It means if you choose to purchase a z170 motherboard right now and a non-k Intel skylake CPU. You can still actually overclock as long as you are okay with the downgrading of BIOS.
If you’re comfortable with that, things are looking pretty good things could go south. However, if Intel decides to push this micro updated via a window ten update, you would almost assuredly experience a blue screen of death.
If you were base clock overclocking a non-k CPU with that microcode embedded into window 10.
So during the overclock Intel non-k CPU to prevent this, I recommended googling how to disable window ten automatic updates and being familiar with how to uninstall security updates that windows ten may have already installed in your system in the background.
Although, for now, I do recommend still purchasing non-k CPUs with the intent of overclocking them, it looks pretty safe as long as you are comfortable with downgrading any BIOS for any motherboard that you might be purchasing shortly.
ASRock has discovered a technique to overclock Intel’s non-K CPUs. If you wish to overclock, get an unlocked K-series CPU and change the multiplier in the BIOS to increase the clock speed.
A non-K series CPU with a non-adjustable (locked) multiplier, on the other hand, will save you some money.
The only option to manually overclock is to change the base clock, which might be difficult. You see, there’s no way to unlock an Intel microprocessor by hacking it.

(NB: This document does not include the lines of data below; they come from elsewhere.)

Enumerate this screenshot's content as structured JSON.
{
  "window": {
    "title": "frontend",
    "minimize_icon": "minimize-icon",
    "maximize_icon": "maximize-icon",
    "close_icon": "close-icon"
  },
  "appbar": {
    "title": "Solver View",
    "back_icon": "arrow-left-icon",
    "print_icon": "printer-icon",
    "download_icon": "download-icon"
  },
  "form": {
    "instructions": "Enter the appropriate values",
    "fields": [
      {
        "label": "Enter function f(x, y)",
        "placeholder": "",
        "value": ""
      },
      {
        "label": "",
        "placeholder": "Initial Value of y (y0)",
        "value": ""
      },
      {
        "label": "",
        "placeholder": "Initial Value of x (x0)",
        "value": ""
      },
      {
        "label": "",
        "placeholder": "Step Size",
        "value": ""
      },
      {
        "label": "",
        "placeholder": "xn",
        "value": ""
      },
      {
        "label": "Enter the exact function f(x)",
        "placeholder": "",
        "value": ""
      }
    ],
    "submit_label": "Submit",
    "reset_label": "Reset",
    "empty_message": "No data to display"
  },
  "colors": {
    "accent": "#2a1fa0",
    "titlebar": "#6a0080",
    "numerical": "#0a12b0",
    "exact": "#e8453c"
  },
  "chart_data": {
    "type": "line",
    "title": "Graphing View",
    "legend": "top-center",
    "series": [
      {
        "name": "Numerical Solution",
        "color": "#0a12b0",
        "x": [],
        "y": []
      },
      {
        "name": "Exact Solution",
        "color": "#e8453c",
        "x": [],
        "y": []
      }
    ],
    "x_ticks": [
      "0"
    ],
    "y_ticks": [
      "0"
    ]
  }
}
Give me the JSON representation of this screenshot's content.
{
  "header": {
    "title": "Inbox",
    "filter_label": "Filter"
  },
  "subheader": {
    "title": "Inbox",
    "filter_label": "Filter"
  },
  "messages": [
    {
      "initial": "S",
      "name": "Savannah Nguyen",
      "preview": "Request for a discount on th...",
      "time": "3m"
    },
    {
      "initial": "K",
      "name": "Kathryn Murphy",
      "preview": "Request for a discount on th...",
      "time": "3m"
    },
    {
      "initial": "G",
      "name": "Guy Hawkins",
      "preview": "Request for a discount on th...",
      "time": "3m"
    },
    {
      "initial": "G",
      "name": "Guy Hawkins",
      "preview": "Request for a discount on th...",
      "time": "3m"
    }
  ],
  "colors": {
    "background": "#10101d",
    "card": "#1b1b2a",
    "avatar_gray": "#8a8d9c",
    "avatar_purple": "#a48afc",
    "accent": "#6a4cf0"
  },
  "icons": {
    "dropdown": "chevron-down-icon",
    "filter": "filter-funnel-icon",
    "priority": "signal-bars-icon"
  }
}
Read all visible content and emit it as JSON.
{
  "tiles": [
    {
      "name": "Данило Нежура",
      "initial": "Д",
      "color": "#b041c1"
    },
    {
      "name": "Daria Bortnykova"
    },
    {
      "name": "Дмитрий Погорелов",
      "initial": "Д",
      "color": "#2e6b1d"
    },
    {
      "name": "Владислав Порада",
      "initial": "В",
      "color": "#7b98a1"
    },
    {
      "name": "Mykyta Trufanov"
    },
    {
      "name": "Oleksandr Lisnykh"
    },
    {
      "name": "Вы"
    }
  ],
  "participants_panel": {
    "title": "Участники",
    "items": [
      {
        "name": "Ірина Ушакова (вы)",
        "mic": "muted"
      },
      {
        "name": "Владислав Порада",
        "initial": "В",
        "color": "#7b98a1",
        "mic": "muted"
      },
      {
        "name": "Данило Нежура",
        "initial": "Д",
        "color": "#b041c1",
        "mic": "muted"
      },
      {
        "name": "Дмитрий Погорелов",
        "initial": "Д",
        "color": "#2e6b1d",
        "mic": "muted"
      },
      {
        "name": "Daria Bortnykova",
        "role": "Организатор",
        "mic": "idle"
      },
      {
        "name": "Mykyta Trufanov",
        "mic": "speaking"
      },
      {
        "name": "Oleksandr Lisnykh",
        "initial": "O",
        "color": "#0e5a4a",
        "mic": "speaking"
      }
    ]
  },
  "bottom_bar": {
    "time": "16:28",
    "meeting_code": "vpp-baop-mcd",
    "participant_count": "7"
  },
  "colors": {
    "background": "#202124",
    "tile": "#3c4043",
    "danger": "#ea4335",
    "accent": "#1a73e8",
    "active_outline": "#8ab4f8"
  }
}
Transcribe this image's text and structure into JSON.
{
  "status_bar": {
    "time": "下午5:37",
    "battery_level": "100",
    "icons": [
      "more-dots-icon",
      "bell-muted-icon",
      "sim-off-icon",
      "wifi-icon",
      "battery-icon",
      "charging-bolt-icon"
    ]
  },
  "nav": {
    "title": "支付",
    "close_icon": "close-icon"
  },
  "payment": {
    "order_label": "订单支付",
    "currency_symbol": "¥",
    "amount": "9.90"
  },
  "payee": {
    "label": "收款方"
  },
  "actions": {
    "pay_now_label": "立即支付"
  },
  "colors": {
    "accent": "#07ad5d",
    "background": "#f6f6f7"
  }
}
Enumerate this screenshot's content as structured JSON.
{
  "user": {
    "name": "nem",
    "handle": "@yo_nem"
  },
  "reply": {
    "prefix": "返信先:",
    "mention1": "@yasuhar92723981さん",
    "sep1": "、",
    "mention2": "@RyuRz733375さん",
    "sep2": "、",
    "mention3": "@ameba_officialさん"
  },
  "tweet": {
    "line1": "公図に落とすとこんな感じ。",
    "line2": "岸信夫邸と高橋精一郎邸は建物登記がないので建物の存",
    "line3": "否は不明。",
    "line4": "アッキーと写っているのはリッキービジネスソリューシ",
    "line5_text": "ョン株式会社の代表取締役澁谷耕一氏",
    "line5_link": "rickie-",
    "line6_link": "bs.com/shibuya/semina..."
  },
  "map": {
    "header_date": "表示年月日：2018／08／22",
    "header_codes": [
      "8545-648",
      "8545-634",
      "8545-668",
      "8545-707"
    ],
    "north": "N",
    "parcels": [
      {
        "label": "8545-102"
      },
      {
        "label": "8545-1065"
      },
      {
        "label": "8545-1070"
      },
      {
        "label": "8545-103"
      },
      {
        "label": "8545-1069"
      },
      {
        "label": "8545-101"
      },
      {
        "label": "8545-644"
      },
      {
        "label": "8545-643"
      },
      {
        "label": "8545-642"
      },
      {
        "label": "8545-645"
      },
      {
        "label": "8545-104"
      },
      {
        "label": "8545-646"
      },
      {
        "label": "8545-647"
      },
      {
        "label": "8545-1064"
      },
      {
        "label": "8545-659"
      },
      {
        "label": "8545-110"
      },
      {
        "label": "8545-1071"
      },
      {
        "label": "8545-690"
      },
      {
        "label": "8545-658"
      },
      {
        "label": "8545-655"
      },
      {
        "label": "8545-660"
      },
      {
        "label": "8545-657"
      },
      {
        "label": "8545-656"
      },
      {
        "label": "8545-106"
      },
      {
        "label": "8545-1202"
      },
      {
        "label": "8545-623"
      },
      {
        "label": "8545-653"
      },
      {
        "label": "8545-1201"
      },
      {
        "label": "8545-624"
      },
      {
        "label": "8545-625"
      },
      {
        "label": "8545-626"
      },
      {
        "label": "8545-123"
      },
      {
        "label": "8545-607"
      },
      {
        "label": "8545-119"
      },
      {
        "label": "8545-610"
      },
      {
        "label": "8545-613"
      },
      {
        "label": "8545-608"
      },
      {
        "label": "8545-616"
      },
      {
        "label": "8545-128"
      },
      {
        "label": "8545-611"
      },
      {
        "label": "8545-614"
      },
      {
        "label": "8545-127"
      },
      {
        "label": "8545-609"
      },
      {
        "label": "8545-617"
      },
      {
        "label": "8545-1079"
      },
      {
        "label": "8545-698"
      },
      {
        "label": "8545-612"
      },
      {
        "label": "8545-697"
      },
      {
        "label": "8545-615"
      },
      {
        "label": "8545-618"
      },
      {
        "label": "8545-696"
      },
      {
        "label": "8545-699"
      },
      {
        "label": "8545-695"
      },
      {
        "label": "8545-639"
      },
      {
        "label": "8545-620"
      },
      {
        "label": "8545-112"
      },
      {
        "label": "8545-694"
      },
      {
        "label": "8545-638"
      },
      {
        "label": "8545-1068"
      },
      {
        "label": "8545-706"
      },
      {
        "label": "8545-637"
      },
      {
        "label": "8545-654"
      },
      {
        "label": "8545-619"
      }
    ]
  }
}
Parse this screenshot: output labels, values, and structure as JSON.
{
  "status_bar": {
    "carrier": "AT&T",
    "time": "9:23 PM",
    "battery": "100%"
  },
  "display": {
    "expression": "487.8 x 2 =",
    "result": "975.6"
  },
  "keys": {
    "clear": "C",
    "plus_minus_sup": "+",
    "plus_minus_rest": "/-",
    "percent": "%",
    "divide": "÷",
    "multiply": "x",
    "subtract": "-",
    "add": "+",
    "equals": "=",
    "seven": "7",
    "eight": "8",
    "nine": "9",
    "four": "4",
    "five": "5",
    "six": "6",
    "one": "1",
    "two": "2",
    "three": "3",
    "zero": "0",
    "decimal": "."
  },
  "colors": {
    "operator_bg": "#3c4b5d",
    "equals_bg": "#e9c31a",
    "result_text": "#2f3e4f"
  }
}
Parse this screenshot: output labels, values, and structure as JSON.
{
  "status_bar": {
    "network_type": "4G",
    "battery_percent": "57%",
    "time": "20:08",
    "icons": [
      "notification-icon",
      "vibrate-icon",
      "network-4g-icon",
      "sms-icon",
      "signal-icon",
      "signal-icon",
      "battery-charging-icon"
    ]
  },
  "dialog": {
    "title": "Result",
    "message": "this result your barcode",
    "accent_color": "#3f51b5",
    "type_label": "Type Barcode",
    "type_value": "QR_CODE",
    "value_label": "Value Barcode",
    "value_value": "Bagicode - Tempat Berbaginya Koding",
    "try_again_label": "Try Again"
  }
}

Unlocking a chip is a physical procedure that takes place itself at the manufacturing. So there’s no code to try to crack on a chip that isn’t in the K series.